======== Provided entries ========

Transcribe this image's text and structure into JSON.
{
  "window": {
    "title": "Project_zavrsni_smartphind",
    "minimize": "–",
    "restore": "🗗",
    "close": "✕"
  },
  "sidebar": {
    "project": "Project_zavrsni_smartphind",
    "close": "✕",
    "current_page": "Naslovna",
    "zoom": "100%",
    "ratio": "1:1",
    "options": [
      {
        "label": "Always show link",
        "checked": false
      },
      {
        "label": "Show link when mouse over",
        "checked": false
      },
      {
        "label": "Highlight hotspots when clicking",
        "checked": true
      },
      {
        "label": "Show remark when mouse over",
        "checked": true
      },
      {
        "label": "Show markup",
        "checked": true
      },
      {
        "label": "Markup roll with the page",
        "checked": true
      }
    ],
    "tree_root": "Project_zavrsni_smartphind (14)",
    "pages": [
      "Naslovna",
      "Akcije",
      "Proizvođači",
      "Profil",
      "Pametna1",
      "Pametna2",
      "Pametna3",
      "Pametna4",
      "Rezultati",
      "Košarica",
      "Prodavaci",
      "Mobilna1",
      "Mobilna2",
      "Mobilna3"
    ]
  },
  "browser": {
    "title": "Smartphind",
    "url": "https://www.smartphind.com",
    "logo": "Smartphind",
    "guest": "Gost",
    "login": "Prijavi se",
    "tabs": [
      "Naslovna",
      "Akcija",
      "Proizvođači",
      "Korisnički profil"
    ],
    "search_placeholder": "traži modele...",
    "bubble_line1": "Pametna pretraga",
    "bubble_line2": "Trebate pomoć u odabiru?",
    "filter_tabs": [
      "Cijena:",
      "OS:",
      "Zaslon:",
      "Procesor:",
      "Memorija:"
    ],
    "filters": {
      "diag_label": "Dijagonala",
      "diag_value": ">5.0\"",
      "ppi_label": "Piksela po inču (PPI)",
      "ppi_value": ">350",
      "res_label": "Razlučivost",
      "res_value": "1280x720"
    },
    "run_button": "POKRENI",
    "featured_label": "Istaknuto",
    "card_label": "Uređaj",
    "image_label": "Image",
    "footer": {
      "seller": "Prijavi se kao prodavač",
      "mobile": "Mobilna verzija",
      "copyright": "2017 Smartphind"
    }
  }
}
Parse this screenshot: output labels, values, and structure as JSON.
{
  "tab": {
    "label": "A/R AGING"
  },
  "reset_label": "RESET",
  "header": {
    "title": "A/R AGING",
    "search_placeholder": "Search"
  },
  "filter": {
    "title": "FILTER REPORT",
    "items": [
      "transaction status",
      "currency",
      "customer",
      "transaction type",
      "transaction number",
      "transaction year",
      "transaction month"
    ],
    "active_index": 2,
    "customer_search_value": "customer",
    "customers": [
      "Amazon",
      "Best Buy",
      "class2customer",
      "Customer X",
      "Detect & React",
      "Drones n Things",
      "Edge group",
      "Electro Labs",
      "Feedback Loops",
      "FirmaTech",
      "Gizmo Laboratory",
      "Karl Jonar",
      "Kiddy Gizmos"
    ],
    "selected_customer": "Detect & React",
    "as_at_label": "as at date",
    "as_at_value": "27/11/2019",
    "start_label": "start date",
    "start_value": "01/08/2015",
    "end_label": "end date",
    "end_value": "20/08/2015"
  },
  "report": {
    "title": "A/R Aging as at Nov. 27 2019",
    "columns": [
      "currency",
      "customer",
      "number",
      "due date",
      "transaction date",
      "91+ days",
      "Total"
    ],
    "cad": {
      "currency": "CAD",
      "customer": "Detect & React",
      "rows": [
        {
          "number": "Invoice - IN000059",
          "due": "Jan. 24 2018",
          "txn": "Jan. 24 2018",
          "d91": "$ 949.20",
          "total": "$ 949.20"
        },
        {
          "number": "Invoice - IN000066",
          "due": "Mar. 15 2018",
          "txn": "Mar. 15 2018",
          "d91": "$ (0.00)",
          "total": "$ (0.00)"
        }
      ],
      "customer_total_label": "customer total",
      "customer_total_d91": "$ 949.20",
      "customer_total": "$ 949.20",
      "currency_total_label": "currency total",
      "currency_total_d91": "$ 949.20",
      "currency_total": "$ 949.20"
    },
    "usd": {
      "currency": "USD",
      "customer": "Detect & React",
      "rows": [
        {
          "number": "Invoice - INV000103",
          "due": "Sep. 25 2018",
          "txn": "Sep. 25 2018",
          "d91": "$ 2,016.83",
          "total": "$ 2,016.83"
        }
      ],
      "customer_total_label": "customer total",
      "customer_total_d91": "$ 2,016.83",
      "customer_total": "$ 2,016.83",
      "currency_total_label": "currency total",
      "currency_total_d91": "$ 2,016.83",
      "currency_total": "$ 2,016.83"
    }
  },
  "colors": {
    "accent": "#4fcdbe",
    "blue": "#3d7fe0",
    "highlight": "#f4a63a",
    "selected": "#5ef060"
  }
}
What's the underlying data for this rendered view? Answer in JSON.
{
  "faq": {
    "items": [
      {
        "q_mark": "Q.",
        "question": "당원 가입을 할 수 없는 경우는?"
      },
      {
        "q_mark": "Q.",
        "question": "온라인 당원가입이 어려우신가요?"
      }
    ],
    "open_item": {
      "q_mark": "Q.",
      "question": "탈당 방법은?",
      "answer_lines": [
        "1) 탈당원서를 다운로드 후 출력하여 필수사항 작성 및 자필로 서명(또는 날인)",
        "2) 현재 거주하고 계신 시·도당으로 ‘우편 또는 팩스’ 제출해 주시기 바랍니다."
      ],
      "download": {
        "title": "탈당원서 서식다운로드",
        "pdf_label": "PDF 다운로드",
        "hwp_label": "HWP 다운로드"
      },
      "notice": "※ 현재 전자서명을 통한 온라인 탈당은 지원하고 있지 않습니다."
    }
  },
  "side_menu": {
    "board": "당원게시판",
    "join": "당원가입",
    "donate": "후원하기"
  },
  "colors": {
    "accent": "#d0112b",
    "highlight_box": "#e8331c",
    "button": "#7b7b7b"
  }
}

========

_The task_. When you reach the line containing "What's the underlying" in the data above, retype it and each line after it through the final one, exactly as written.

_Output for this exercise_.
What's the underlying data for this rendered view? Answer in JSON.
{
  "faq": {
    "items": [
      {
        "q_mark": "Q.",
        "question": "당원 가입을 할 수 없는 경우는?"
      },
      {
        "q_mark": "Q.",
        "question": "온라인 당원가입이 어려우신가요?"
      }
    ],
    "open_item": {
      "q_mark": "Q.",
      "question": "탈당 방법은?",
      "answer_lines": [
        "1) 탈당원서를 다운로드 후 출력하여 필수사항 작성 및 자필로 서명(또는 날인)",
        "2) 현재 거주하고 계신 시·도당으로 ‘우편 또는 팩스’ 제출해 주시기 바랍니다."
      ],
      "download": {
        "title": "탈당원서 서식다운로드",
        "pdf_label": "PDF 다운로드",
        "hwp_label": "HWP 다운로드"
      },
      "notice": "※ 현재 전자서명을 통한 온라인 탈당은 지원하고 있지 않습니다."
    }
  },
  "side_menu": {
    "board": "당원게시판",
    "join": "당원가입",
    "donate": "후원하기"
  },
  "colors": {
    "accent": "#d0112b",
    "highlight_box": "#e8331c",
    "button": "#7b7b7b"
  }
}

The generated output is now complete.